TO DO
List all lines of the data that include the string "event".

INFORMATION SUPPLIED
>>>

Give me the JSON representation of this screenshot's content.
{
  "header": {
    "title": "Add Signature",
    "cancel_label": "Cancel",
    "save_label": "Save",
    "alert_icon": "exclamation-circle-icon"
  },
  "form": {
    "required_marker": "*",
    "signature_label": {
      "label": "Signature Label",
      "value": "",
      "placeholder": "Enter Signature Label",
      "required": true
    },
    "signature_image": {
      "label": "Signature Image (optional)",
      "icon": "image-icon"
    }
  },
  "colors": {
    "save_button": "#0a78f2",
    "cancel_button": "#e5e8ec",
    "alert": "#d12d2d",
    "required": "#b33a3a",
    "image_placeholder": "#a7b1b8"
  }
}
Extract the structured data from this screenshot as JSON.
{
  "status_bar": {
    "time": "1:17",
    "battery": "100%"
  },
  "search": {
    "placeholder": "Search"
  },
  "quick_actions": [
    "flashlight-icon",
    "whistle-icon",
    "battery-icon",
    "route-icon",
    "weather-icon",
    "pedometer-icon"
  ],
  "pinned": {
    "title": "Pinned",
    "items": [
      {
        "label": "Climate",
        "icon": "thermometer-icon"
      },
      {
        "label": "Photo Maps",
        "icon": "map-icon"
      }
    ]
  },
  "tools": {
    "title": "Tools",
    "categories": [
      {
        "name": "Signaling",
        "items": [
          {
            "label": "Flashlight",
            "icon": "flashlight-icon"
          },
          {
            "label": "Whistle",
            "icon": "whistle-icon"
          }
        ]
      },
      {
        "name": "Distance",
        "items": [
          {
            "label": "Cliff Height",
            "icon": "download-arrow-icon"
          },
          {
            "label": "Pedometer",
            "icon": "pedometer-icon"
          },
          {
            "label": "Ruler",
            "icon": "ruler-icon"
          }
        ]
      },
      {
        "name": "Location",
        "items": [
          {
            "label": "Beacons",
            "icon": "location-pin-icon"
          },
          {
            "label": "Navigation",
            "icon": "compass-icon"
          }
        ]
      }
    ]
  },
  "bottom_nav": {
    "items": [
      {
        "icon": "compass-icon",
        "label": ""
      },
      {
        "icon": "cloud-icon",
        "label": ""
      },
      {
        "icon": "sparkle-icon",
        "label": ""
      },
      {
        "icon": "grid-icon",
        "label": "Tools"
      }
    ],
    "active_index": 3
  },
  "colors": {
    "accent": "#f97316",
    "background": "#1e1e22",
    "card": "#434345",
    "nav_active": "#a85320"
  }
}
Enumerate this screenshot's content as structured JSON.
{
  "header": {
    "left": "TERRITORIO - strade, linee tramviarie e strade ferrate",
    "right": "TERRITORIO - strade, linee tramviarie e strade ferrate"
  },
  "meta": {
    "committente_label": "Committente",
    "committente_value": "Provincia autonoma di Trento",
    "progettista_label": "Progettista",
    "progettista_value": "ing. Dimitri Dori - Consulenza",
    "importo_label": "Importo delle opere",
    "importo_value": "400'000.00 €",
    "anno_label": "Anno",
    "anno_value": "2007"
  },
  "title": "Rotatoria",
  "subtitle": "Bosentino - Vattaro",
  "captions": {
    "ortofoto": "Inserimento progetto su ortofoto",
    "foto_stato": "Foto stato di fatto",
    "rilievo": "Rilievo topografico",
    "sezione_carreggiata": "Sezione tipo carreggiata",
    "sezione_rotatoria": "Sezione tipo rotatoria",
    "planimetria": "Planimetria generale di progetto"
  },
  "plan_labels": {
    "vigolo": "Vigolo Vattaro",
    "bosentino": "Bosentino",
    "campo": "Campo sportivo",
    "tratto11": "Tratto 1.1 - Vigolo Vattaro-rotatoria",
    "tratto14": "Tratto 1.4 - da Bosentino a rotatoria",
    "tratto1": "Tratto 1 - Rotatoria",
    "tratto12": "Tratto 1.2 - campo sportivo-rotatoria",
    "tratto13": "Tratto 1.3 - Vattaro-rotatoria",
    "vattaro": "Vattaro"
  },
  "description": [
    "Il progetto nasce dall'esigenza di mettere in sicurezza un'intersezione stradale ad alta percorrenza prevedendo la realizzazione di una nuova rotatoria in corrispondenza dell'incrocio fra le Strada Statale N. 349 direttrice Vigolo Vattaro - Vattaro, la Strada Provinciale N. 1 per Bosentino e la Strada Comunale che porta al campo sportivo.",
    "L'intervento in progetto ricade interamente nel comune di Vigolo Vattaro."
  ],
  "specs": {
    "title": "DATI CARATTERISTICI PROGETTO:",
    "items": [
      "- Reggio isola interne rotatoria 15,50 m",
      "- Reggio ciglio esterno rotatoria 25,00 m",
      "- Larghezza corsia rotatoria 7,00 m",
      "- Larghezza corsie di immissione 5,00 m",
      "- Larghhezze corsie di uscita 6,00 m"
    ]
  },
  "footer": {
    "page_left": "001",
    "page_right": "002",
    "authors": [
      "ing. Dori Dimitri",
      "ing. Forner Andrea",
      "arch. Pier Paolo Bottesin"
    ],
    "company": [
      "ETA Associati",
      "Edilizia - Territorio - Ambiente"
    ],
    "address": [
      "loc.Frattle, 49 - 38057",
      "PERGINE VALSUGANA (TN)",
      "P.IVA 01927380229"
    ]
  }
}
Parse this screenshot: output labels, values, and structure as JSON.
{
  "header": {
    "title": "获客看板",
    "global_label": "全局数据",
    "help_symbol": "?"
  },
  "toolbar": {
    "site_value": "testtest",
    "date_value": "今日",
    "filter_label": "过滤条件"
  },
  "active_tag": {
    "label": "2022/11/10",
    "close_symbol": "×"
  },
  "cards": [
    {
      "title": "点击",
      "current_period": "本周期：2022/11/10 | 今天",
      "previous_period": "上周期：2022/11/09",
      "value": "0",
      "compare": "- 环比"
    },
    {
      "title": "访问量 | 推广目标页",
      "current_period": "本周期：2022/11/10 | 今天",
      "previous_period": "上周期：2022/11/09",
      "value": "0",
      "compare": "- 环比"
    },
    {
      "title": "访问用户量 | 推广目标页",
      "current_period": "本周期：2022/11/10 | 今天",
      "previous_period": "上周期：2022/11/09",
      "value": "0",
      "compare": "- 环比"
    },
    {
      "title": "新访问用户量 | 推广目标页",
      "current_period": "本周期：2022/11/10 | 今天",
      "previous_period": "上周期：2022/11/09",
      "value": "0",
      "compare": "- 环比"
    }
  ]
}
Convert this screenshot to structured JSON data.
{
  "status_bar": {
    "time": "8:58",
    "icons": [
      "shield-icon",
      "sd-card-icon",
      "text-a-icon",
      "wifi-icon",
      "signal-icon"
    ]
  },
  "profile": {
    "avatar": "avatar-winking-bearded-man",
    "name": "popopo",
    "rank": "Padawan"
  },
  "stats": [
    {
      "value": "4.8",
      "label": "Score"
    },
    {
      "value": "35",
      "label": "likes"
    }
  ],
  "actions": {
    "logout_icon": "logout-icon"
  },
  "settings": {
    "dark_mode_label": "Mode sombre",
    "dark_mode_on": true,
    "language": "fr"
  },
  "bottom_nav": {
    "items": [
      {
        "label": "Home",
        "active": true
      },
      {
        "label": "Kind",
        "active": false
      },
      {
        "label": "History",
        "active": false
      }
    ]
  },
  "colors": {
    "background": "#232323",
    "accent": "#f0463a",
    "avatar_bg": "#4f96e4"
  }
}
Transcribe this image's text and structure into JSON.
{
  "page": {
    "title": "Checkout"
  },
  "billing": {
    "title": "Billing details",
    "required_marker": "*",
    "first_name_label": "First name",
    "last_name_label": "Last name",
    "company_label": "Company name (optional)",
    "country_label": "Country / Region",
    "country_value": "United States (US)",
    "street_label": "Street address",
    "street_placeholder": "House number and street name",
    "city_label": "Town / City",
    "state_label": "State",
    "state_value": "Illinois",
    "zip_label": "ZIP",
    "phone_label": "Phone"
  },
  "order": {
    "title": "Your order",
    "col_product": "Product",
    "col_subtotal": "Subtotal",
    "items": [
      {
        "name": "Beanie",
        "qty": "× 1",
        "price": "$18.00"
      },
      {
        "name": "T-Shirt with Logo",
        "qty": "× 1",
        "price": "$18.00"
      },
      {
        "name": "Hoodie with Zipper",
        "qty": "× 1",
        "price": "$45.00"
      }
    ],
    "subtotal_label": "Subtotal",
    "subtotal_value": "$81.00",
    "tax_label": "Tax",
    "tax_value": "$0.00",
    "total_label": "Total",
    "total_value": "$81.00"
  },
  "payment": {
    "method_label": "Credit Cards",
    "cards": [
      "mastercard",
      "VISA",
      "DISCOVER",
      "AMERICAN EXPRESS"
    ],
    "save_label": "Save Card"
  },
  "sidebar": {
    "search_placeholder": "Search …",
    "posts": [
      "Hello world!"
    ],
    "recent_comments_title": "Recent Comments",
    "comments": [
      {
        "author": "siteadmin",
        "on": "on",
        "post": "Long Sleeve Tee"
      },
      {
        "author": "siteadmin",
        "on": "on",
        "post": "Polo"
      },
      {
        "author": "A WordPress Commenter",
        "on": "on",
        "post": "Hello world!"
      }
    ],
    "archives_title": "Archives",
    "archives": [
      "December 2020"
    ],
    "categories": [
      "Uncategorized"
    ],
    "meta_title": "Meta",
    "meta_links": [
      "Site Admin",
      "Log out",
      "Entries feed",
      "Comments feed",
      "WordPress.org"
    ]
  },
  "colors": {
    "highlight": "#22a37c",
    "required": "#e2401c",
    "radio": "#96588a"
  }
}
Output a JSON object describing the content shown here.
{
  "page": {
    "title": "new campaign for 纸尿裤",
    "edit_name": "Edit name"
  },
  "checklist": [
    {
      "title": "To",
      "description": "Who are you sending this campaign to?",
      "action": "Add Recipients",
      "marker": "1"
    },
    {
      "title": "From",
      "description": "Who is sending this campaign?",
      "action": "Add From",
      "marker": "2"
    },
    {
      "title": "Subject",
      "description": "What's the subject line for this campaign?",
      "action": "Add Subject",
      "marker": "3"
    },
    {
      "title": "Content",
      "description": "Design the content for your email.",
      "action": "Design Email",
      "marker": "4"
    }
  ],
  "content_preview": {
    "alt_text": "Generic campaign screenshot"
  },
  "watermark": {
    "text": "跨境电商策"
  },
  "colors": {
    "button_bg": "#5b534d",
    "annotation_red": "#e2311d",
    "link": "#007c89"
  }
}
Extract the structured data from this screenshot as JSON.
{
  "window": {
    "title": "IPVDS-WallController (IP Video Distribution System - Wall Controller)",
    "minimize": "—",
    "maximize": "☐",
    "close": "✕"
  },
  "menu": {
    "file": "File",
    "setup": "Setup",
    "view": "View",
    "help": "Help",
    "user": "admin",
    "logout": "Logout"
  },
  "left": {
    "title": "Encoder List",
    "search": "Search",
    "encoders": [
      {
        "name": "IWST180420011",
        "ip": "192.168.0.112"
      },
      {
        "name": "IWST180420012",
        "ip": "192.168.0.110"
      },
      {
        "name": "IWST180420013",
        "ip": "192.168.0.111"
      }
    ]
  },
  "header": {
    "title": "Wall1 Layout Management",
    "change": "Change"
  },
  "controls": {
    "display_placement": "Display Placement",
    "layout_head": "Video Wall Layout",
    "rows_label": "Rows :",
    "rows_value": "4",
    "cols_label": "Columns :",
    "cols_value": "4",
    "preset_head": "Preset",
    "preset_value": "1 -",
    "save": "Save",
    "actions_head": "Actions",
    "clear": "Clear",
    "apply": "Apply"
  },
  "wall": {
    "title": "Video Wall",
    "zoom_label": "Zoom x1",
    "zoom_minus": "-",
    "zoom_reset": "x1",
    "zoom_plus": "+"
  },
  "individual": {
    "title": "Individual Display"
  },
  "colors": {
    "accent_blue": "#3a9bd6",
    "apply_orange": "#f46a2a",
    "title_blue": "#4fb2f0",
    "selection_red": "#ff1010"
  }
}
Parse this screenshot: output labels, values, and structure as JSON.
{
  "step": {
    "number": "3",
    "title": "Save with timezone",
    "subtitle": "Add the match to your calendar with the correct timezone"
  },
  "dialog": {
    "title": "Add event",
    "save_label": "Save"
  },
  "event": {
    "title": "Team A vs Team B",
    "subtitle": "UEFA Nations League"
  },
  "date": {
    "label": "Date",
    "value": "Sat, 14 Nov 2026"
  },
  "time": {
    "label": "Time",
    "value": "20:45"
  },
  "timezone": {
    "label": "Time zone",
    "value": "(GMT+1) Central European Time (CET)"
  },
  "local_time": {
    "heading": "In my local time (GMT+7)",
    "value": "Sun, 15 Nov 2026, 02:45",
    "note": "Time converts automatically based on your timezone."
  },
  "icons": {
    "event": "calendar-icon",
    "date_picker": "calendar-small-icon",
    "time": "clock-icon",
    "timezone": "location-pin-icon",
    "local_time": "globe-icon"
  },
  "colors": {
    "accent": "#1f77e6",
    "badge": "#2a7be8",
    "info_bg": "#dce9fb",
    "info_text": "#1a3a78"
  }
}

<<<

RESPONSE AREA
    "title": "Add event",
  "event": {
    "event": "calendar-icon",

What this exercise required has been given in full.